(Note: classroom location change)
Tu,Th 4:35 - 5:55
Bunger-Henry, room 380
Mark Riedl, firstname.lastname@example.org
228 Technology Square Research Building
Office Hours: Tu,Th 3:00-4:00, and by appointment
In 2000, John Laird and Michael van Lent justified interactive entertainment as a domain of study in AI when they posited that computer games could act as testbeds for achieving human-level intelligence in computers, leveraging the fidelity of their simulations of real world dynamics. There is an additional perspective on AI for games: increasing the engagement and enjoyment of the player. This perspective is consistent with the perspective of computer game developers. For them, AI is a tool in the arsenal of the game to be used in lieu of real people when no one is available for a given role. Examples of such roles are:
This course is an exploration of advanced AI techniques as applied to computer games for the purpose of creating engaging and enjoyable experiences. This semester will focus on an emerging area of game AI: procedural content generation. The field of computer games continues to grow. In the world of computer games, content is king. However, content, in the form of levels, virtual characters, art assets, and stories, remains a significant bottleneck in the development of new games, new genres, and new player experiences. Consequently, two emerging trends in the computer game industry are end-user content generation and procedural content generation. This class will explore (a) the emerging field of procedural content generation and (b) the extent to which intelligent computational systems can facilitate end-user content generation.
The purpose of the course is to provide students with an in-depth understanding of the issues and principles underlying advanced AI techniques to be used in games. Topics of study may include:
The course will be conducted in seminar format. Discussions will center on key AI research systems and publications. Students will lead discussions and lead discussions comparing and contrasting particular approaches as described in publications. Periodically, the instructor will lead in-class activities related to course material.
Course projects: A course project, broken into four phases, will require students to build a fully functional game system utilizing the knowledge from course material. The instructor will define the projects, but the students will have vast leeway in implementing the vision of the project. Students will be provided with a skeleton game engine. Students will work in small teams. Each phase of the project must be “defended” in class presentations. At the end of the course, a complete working game must be demonstrated.
Presentation and discussion: Most classes will revolve around discussions of reading material, led by students assigned to cover the reading material. Students will present on the reading material and help lead the discussion.

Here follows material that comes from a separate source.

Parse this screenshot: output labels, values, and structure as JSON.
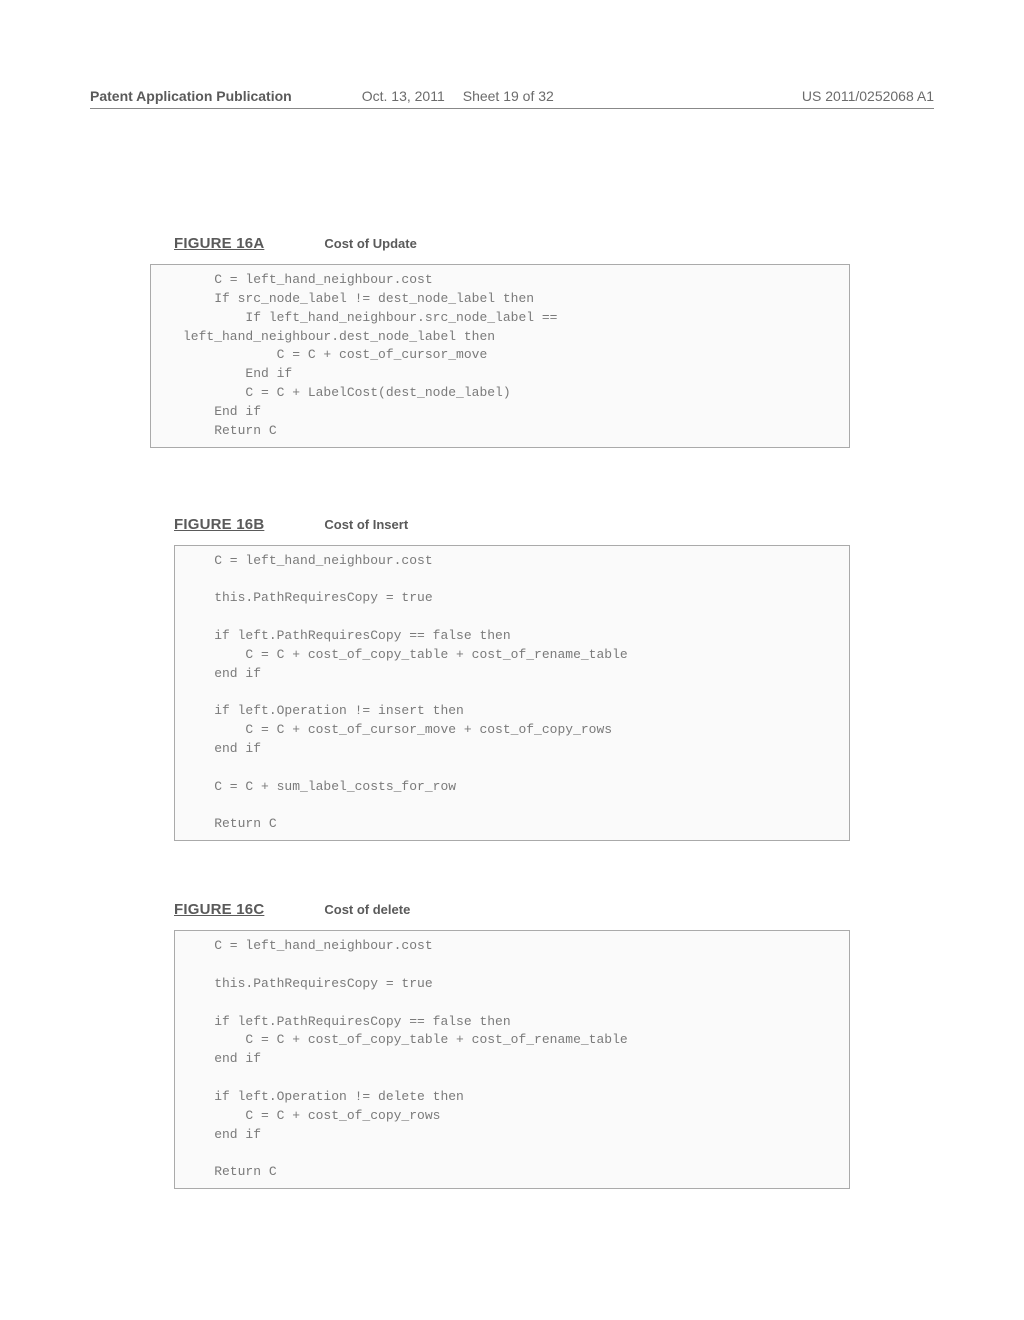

Critical writing assignments: For every in-class discussion, some students will be assigned to write a discussion synopsis. The purpose of the synopsis is not to critique the presenters, but to summarize the discussion and identify common themes and conclusions about the reading material. Topic synopses will be one-page in length. Additionally, one student will critique each project defense. The project critique is a half-page document meant to provide constructive feedback on the project as if it were being evaluated for commercialization.
Coursework in artificial intelligence such as an introductory course in AI or a game AI course is required. System building, game development, or game design skills will be helpful but are not required.
Grades will be determined by (1) class participation, (2) in-class presentations, (3) critical writing assignments, and (4) group projects.
All assignments and projects will be graded by letter grade. The course grading policy is that any assignment that has been turned in on time that receives at least a ‘C’ can be resubmitted at any time for re-grading without penalty.
I reserve the right to modify any of these plans as need be during the course of the class; however, I won't do anything too drastic, and you'll be informed as far in advance as possible.
I expect you to understand and follow the honor code.